Purchase shares of firms that plan stock buybacks

The Ticker

July 19, 1996|By Julius Westheimer

Midsummer memos about your money:

"Here's a clever investment strategy: buying shares of companies that announce plans to buy back their own stock. Reason: These companies have excess cash and see their shares as a good investment.

"Prices typically rise since there are fewer remaining shares. The ideal time to buy: The months immediately following the media announcement.

"Some companies now buying back shares: Walt Disney, McDonald's and General Electric." (David Fried, editor, The Buyback Letter.)

WATCH IT GROW! "Your 401(k) can allow you to retire a millionaire. Example: A 25-year-old earning $30,000 a year who saves 10 percent of his or her salary and whose employer matches 50 percent of first 6 percent the employee puts in.

"Assuming 5 percent raises annually and only 6 percent return on investments, the person would end up with hefty $1.3 million by 65. At 8 percent, $1.9 million." (Money, June.) Many libraries have copies.

YOUNG AT HEART: Several readers have asked me to summarize "Things To Do Before Age 40," from an article in an old issue of Success magazine I mentioned many months ago:

"If you do the right things before 40, odds are they'll pay off after that watershed birthday. If you don't, you're headed for a bumpy ride.

"Before 40, learn everything you need to know about your business or profession. It's harder to learn after 40. After 40, successful people find better ways to do what they've already learned.

"Start putting away 'I quit' money. Nothing is more depressing than absolute dependency -- the realization that you can't quit or change careers. Put away enough for a year or two."

DON'T WORRY: "Don't insist on having stock certificates yourself -- keep your securities at a brokerage firm. Money and securities at a broker are insured by the Securities Investor Protection Corporation.

"You can't lose certificates that way and you can trade them more easily. Also, it's much easier to have the broker collect dividends and credit them to your account than to handle all the paperwork yourself." ("Investing For Dummies," by Eric Tyson, $19.99.)
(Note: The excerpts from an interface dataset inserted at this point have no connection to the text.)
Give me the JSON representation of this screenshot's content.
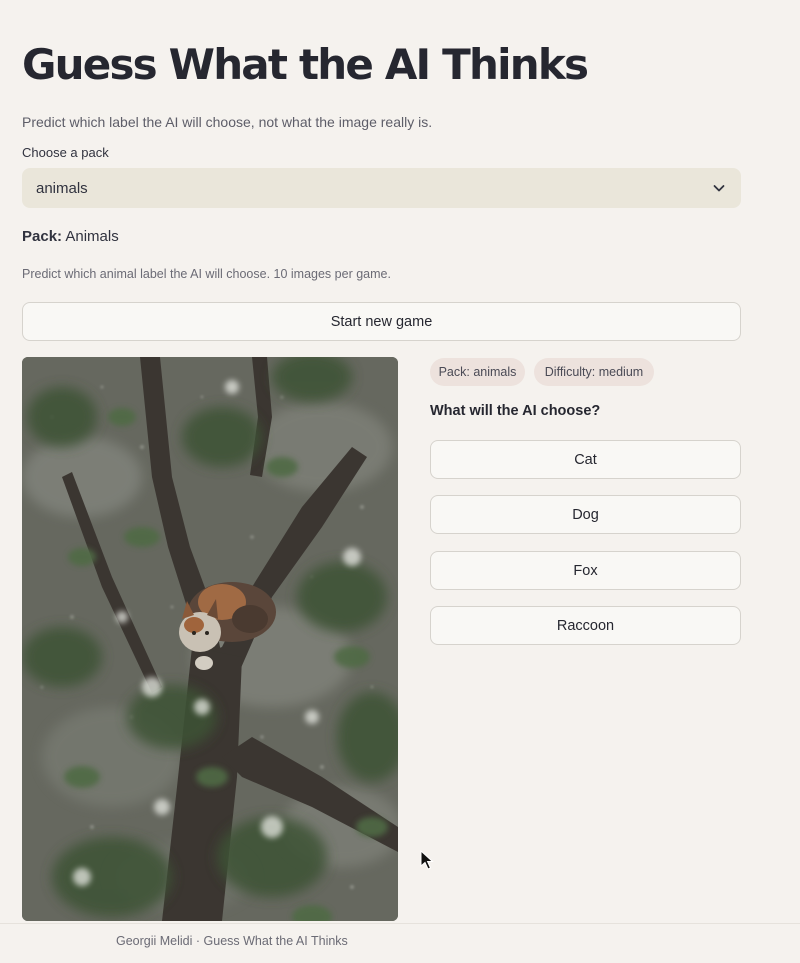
{
  "header": {
    "title": "Guess What the AI Thinks",
    "subtitle": "Predict which label the AI will choose, not what the image really is."
  },
  "pack_select": {
    "label": "Choose a pack",
    "value": "animals"
  },
  "pack_info": {
    "label": "Pack:",
    "name": "Animals",
    "description": "Predict which animal label the AI will choose. 10 images per game."
  },
  "start_button": {
    "label": "Start new game"
  },
  "tags": {
    "pack": "Pack: animals",
    "difficulty": "Difficulty: medium"
  },
  "question": "What will the AI choose?",
  "options": [
    "Cat",
    "Dog",
    "Fox",
    "Raccoon"
  ],
  "footer": {
    "text": "Georgii Melidi · Guess What the AI Thinks"
  },
  "icons": {
    "select": "chevron-down-icon",
    "pointer": "mouse-cursor-icon"
  },
  "colors": {
    "background": "#f5f2ee",
    "select_bg": "#eae6da",
    "tag_bg": "#ede2dd",
    "button_bg": "#f9f8f5"
  }
}
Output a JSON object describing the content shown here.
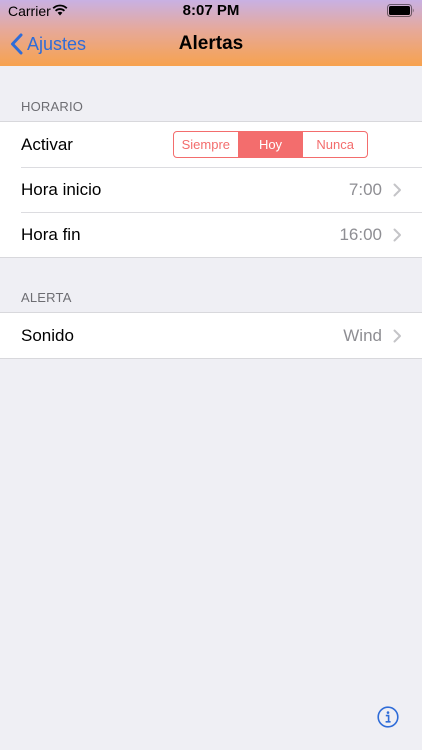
{
  "status": {
    "carrier": "Carrier",
    "time": "8:07 PM"
  },
  "nav": {
    "back_label": "Ajustes",
    "title": "Alertas"
  },
  "schedule": {
    "header": "HORARIO",
    "activate_label": "Activar",
    "segments": [
      "Siempre",
      "Hoy",
      "Nunca"
    ],
    "selected_segment": "Hoy",
    "start_label": "Hora inicio",
    "start_value": "7:00",
    "end_label": "Hora fin",
    "end_value": "16:00"
  },
  "alert": {
    "header": "ALERTA",
    "sound_label": "Sonido",
    "sound_value": "Wind"
  },
  "colors": {
    "tint": "#2f6cd8",
    "segment_accent": "#f36d6d",
    "header_gradient_top": "#c8b1e3",
    "header_gradient_bottom": "#f7a24e"
  },
  "icons": [
    "wifi-icon",
    "battery-icon",
    "chevron-left-icon",
    "chevron-right-icon",
    "info-icon"
  ]
}
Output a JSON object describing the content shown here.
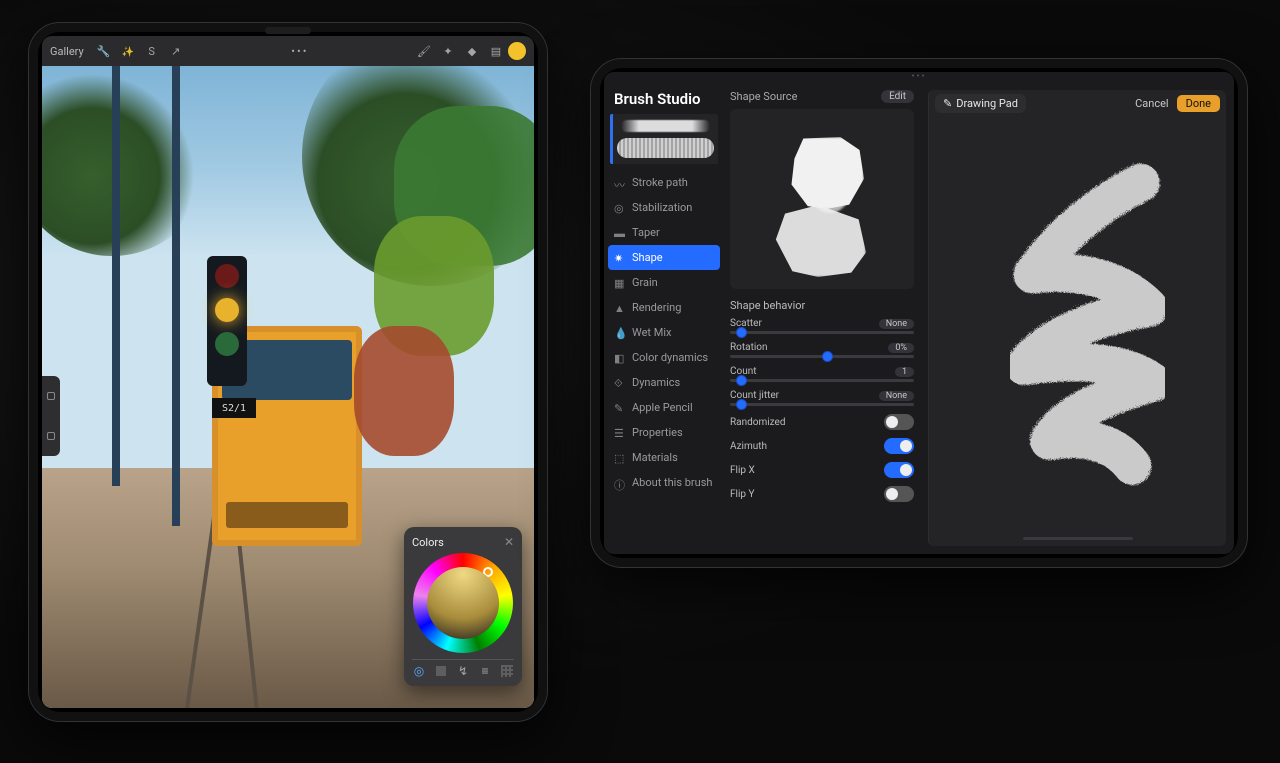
{
  "left": {
    "topbar": {
      "gallery": "Gallery",
      "sign": "S2/1"
    },
    "colors": {
      "title": "Colors"
    }
  },
  "right": {
    "title": "Brush Studio",
    "sidebar": {
      "items": [
        {
          "label": "Stroke path"
        },
        {
          "label": "Stabilization"
        },
        {
          "label": "Taper"
        },
        {
          "label": "Shape"
        },
        {
          "label": "Grain"
        },
        {
          "label": "Rendering"
        },
        {
          "label": "Wet Mix"
        },
        {
          "label": "Color dynamics"
        },
        {
          "label": "Dynamics"
        },
        {
          "label": "Apple Pencil"
        },
        {
          "label": "Properties"
        },
        {
          "label": "Materials"
        },
        {
          "label": "About this brush"
        }
      ]
    },
    "center": {
      "shape_source": "Shape Source",
      "edit": "Edit",
      "behavior_title": "Shape behavior",
      "sliders": {
        "scatter": {
          "label": "Scatter",
          "value": "None",
          "pos": 3
        },
        "rotation": {
          "label": "Rotation",
          "value": "0%",
          "pos": 50
        },
        "count": {
          "label": "Count",
          "value": "1",
          "pos": 3
        },
        "count_jitter": {
          "label": "Count jitter",
          "value": "None",
          "pos": 3
        }
      },
      "toggles": {
        "randomized": {
          "label": "Randomized",
          "on": false
        },
        "azimuth": {
          "label": "Azimuth",
          "on": true
        },
        "flipx": {
          "label": "Flip X",
          "on": true
        },
        "flipy": {
          "label": "Flip Y",
          "on": false
        }
      }
    },
    "canvas": {
      "drawing_pad": "Drawing Pad",
      "cancel": "Cancel",
      "done": "Done"
    }
  }
}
LANDING THAT JOB: "When Looking For a Job, Do Your Homework First," advises Black Enterprise, July, in a worthwhile story. Excerpts: "Researching an industry can help your job search Access libraries and research institutes Join professional associations Read industry publications Attend conventions Reach out to experts -- investment bankers, sales professionals, etc. Surf the net; log on to company and industry Web sites."

WHERE JOBS ARE: Regarding the above, Lehman Bros. Research Department says, "If you're looking for a job, the strongest growth sectors today are computers, hotels, motels, leisure and recreation areas."

MONEY SAVER: "Save all your unbudgeted income. Whatever it is -- a gift from Great Aunt Nell, the $5 you won on a Lotto ticket, the refund you mailed away for. You will not miss what you have not put in your pocket to spend." ("The Cheap Report, A Guide to Frugal Living.")

TAX TALK: The Kiplinger Washington Letter recalls that in 1895 ("101 years ago; we missed the 100th anniversary") the Supreme Court ruled the income tax unconstitutional, even though there wasn't one then.

The letter adds that when the income tax first went into effect in 1913, the rate was 1 percent on the first $20,000 of taxable income -- the equivalent of about $308,000 today. And the top rate was 7 percent above $500,000, "considered highway robbery at the time."

JULY JOURNAL: "Demand that your broker pay attention to your account. Brokers focus more on clients who demand service than they do on clients who don't. The lesson is: If you're not a big wheel, be a squeaky one." (Money, July, in a good story, "Moneymaking Lessons From an Ex-Broker.")

"Buy extra copies of a particular issue of coupon-heavy newspapers when a paper publishes numerous coupons that you want to use." ("Money Smarts: Guide To Saving Money -- 325 Valuable Tips That Stretch Your Dollars," by David Scott.)

Freebie: "Eight Ways to Make $1 Million with Your 401(k) Plan." Send a stamped, self-addressed, business-sized envelope to National Association of 401(k) Investors, Box 410755K, Melbourne, Fla., 32941.

Pub Date: 7/19/96

Baltimore Sun Articles
|
|
|
Please note the green-lined linked article text has been applied commercially without any involvement from our newsroom editors, reporters or any other editorial staff.